- Problem to solve
This exercise calls for every line of the data below with the string "avatar" in it.

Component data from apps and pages
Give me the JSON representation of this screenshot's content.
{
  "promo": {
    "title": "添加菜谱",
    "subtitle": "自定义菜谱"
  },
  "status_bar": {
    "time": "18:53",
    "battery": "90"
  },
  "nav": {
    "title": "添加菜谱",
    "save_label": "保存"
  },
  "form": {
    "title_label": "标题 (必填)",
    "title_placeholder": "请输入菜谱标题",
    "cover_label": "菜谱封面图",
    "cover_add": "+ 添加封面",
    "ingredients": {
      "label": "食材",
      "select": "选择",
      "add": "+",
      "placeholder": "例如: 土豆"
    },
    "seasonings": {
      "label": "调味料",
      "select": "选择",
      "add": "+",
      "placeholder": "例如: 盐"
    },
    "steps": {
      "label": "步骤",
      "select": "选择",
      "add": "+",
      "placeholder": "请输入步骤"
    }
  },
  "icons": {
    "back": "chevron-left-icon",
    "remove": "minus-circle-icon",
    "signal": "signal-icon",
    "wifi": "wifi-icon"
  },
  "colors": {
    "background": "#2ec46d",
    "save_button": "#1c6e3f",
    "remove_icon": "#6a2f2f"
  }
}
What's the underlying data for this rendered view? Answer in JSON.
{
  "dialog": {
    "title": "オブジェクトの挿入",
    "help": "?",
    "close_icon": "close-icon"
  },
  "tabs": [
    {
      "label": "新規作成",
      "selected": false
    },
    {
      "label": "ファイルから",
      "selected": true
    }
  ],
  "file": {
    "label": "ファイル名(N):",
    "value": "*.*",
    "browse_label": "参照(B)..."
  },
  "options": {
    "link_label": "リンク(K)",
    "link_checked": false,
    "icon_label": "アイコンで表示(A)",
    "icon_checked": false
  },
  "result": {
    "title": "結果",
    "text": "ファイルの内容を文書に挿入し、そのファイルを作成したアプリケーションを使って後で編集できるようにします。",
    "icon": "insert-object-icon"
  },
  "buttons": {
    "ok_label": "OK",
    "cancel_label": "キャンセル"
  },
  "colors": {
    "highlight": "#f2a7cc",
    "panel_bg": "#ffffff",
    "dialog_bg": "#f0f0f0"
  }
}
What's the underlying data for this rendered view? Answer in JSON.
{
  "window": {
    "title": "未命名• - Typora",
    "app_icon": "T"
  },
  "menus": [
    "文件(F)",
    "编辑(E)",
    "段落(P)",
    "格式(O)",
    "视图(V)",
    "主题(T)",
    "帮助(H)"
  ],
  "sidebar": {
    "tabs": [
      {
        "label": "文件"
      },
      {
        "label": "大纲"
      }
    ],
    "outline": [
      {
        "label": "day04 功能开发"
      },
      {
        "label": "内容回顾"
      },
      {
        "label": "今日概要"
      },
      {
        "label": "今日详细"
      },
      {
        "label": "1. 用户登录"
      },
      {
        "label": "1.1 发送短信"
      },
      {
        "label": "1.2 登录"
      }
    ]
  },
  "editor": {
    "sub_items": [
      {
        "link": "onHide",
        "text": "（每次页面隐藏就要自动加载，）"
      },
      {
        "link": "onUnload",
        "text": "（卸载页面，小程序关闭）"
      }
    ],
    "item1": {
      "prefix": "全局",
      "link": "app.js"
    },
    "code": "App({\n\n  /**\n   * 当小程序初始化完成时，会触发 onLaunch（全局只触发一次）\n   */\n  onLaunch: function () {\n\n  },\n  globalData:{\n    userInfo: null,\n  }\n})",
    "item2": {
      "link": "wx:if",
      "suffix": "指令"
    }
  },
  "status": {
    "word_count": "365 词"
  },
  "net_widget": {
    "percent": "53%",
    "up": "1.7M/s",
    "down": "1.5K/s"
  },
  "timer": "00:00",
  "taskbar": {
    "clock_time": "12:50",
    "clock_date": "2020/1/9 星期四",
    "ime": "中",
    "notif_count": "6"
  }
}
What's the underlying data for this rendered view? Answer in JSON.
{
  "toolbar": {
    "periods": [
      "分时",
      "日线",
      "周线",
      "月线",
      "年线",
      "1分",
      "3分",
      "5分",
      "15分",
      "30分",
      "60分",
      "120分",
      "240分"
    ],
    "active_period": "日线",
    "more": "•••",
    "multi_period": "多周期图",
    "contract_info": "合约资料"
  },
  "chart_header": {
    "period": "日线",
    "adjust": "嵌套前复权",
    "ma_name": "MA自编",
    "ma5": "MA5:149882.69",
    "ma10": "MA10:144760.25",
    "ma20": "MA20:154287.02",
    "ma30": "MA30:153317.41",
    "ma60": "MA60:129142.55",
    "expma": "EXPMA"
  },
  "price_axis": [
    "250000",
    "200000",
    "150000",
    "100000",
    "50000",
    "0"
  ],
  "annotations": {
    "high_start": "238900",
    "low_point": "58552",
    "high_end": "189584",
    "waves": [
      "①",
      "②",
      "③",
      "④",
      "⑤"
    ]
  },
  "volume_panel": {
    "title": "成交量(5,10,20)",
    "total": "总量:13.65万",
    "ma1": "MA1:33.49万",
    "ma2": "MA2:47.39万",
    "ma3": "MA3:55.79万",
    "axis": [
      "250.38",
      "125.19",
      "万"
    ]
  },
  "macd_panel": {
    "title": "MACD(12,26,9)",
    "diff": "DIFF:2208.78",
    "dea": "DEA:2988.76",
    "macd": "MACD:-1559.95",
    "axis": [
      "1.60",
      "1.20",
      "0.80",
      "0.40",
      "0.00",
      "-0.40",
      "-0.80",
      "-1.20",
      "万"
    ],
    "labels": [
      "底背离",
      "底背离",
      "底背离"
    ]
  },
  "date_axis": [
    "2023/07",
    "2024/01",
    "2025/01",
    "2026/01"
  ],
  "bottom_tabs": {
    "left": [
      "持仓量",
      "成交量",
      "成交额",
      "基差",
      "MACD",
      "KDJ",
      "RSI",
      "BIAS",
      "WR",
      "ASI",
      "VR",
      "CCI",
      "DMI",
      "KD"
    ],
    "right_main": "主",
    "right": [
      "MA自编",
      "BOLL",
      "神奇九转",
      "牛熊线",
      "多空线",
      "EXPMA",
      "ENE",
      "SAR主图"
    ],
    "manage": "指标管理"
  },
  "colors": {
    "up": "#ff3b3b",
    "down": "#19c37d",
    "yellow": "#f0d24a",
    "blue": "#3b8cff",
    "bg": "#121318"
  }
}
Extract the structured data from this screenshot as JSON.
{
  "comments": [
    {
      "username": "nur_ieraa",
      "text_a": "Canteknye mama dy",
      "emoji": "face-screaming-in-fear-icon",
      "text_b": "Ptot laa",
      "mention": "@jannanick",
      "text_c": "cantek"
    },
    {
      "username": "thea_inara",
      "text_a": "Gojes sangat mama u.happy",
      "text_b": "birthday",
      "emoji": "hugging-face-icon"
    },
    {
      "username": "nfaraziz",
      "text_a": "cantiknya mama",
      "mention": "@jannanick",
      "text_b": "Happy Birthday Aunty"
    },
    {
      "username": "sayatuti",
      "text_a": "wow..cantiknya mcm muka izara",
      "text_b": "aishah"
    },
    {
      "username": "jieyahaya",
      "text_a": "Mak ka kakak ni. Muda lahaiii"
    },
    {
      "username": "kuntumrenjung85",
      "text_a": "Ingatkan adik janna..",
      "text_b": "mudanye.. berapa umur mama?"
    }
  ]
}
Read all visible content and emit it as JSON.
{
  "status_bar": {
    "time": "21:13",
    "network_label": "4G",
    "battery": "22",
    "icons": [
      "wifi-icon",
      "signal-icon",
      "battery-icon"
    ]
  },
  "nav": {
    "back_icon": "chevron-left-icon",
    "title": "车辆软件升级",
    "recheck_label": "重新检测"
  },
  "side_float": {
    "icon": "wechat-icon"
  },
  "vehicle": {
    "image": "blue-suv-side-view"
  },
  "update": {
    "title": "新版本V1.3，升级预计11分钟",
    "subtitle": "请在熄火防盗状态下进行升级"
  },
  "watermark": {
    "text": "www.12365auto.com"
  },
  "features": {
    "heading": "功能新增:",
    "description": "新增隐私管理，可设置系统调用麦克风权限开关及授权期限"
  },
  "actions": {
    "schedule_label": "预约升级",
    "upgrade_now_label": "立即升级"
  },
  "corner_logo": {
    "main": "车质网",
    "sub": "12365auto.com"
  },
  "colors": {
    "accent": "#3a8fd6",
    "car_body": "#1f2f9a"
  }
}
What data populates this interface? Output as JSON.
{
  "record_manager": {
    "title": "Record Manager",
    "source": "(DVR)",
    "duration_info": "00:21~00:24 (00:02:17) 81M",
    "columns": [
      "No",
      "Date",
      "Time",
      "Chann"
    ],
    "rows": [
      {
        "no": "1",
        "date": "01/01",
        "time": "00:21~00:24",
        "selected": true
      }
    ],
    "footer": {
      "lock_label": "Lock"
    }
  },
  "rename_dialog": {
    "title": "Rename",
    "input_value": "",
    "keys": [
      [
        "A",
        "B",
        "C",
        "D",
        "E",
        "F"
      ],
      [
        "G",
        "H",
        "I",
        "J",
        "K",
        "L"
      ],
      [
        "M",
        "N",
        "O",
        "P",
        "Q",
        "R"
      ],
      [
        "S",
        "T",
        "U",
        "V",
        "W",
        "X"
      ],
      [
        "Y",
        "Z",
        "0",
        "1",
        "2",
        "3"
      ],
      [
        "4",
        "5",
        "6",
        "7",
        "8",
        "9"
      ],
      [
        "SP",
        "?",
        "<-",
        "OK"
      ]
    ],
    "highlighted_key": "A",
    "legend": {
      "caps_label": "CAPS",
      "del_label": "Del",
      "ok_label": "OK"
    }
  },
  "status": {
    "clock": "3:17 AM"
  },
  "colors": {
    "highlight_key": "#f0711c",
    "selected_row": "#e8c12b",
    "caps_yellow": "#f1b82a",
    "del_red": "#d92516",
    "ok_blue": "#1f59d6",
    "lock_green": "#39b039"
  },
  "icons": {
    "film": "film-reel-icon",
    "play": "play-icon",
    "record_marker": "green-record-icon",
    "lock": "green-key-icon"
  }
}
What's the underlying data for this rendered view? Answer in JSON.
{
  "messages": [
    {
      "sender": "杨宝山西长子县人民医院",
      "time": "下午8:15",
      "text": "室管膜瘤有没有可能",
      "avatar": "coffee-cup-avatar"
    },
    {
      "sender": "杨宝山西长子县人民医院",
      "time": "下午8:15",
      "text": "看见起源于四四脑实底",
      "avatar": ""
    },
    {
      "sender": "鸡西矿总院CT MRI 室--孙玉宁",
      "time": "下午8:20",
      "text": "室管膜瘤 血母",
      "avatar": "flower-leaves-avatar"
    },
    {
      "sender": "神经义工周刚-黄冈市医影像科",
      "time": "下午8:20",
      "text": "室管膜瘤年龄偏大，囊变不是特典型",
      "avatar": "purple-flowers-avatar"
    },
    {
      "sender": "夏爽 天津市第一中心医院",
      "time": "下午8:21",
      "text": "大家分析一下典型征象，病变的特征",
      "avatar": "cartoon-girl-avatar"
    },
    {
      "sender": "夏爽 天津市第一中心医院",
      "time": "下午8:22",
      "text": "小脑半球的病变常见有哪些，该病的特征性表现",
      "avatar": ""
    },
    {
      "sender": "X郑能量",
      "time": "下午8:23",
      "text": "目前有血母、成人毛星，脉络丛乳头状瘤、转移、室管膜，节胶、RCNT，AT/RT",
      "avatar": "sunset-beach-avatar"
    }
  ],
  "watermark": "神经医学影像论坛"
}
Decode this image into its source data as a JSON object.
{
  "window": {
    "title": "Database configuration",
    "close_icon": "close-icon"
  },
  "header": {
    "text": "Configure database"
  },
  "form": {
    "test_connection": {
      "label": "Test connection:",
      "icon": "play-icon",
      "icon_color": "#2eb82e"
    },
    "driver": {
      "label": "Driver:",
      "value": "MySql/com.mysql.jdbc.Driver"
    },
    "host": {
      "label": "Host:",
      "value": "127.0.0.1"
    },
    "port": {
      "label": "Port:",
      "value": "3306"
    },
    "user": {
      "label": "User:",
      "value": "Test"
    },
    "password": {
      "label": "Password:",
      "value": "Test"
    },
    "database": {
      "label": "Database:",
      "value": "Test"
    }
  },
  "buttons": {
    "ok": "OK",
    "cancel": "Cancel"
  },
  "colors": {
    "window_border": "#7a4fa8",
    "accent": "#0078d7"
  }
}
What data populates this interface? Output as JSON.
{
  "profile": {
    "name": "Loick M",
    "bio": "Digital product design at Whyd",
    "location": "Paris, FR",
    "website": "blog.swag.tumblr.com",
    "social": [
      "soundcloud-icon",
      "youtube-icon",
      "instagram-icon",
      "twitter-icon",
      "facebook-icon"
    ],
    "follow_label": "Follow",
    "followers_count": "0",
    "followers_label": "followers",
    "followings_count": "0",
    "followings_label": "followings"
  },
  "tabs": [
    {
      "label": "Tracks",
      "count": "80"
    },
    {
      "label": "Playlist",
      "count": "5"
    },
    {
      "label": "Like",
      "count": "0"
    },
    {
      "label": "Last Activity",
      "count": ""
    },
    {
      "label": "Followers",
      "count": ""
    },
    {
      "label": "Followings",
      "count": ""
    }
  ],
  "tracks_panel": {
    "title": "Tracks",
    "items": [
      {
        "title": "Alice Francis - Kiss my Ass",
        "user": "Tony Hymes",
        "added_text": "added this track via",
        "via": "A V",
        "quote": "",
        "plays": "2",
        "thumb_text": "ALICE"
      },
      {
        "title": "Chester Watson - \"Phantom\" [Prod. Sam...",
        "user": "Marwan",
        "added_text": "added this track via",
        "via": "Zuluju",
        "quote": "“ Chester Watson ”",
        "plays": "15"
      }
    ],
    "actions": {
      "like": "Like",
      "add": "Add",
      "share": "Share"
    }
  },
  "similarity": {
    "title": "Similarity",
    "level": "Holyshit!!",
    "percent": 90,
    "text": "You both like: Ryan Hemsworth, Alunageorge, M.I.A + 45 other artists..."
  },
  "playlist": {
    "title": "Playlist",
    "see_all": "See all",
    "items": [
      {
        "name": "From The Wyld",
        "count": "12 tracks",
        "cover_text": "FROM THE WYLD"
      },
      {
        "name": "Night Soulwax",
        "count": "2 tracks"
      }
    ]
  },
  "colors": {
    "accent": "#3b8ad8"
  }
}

- Exercise output
      "avatar": "coffee-cup-avatar"
      "avatar": ""
      "avatar": "flower-leaves-avatar"
      "avatar": "purple-flowers-avatar"
      "avatar": "cartoon-girl-avatar"
      "avatar": ""
      "avatar": "sunset-beach-avatar"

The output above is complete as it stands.